provide new evidence for receptor-expressing subtypes of SCN neurons using novel nanowire arrays that allow
single cell recording at 1024 contacts simultaneously. The SCN is among the most robust and far-reaching
networks of the brain. Located in the ventral hypothalamus, the SCN integrates light input to keep a 24-hour
rhythm that informs time-of-day function and transcription in nearly every cell and organ system in the body.
Because of its discrete structure, robust molecular and electrical rhythm, and quantifiable behavioral output, the
SCN is an ideal network to study to understand the fundamental mechanisms in neural networks overall. The
goal of this proposal is to understand SCN function at a single-cell and whole-network level, using newly
developed technology that affords long-term electrophysiological recordings. In the mentored phase, the first
experiments will demonstrate use nanowire arrays for long-term, intracellular-like recordings in dispersed SCN
primary neurons, which have a circadian firing pattern. I will determine firing characteristics, period, and peptide
responsiveness of the individual cells on the array with 1024 contacts. Then, we will examine the effect of
disruption of the molecular clock on firing patterns in these neurons. Finally, we will harvest these single SCN
neurons for RNA sequencing to associate firing properties with the transcriptome, and compare to published
datasets. The goal of these experiments is to characterize the functional and molecular properties of individual
SCN neurons, and to gain training in SCN culture, transcriptomics, and large-scale electrophysiology analysis.
In the independent phase, the experiments will use the nanowire arrays for long-term recordings in SCN slices
from wildtype and transgenic animals. The transcriptional network of the SCN is maintained in slice preparations,
and has a unique spatiotemporal pattern of the molecular clock; it is unknown if firing follows a similar pattern. I
will use the arrays to create a functional map of SCN neuron firing types, phases, and properties, and illustrate
the effect of receptor-expressing population silencing using optogenetics. We will continue this approach with
SCN slices from mutant mice with conditional clock disruptions in receptor-expressing neurons, and ultimately
characterize the behavior of these animals. The goal of these experiments is to understand the phase and
network relationship among these neurons using electrophysiological data, and how discrete receptor-
expressing populations contribute to the SCN network and behavior.
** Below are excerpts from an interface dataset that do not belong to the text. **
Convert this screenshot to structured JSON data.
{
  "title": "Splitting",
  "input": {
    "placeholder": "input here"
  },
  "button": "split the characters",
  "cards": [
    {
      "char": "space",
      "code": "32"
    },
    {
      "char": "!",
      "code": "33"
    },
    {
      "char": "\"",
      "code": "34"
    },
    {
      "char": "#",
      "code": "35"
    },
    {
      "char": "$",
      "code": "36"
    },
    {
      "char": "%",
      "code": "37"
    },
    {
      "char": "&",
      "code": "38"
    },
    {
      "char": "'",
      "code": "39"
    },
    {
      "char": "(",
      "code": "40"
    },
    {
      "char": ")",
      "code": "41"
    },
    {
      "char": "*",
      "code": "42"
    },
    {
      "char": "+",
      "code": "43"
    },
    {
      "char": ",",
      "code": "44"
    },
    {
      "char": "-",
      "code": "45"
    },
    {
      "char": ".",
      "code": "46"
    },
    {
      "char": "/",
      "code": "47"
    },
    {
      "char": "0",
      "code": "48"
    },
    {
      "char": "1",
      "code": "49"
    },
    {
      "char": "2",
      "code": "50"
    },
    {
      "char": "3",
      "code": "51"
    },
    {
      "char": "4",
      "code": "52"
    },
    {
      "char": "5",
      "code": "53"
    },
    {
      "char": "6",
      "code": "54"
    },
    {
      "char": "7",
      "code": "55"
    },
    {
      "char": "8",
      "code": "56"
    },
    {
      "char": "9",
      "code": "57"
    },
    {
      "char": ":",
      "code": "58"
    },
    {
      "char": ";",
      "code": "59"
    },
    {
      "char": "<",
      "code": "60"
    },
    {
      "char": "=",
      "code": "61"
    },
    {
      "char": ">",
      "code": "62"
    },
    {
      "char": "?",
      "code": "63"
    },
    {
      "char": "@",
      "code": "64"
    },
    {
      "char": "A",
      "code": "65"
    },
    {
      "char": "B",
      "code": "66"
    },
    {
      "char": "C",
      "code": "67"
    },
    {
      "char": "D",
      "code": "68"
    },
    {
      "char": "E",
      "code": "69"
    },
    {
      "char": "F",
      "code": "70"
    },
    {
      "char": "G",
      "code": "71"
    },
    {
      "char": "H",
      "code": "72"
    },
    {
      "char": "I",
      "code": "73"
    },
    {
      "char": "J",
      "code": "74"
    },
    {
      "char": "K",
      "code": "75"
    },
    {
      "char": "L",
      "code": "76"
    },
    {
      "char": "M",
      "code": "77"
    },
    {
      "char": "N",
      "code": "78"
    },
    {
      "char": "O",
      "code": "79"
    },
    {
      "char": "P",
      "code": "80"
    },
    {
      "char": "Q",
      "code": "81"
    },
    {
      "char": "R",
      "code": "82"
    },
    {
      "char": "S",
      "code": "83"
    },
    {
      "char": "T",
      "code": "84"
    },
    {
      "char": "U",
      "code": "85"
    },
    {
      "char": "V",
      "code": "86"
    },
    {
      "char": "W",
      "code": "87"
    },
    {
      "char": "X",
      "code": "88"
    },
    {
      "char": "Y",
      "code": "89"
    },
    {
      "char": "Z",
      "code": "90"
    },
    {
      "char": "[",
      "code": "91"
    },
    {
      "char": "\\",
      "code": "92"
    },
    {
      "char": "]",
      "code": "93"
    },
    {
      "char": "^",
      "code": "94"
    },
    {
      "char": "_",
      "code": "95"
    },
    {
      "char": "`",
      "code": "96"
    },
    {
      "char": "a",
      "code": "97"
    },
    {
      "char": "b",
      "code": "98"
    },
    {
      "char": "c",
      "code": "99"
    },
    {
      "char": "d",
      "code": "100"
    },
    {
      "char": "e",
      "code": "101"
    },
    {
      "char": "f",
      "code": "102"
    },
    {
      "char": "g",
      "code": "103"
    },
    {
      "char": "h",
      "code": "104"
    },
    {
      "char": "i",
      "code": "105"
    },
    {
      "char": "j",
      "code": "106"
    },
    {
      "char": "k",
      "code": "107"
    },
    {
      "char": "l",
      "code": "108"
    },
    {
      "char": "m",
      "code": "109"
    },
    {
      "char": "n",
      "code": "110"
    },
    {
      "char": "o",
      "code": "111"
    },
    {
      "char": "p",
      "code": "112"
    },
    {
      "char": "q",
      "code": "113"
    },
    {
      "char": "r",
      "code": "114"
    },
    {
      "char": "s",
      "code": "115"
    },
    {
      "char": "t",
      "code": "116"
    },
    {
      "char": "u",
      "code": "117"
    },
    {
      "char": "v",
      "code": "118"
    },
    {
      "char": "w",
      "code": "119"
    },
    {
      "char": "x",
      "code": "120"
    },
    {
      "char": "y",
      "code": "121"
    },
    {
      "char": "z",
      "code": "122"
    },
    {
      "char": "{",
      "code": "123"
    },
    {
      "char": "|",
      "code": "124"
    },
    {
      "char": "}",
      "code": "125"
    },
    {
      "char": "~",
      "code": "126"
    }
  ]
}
Ultimately, the data from these studies
would be used together to interrogate how the transcriptome of a single SCN neuron informs its firing patterns
both within and outside of the SCN network, and how these individual oscillators unite to form the SCN network.
Together, these experiments will advance our understanding of neural networks and the cellular composition of
this critical brain region.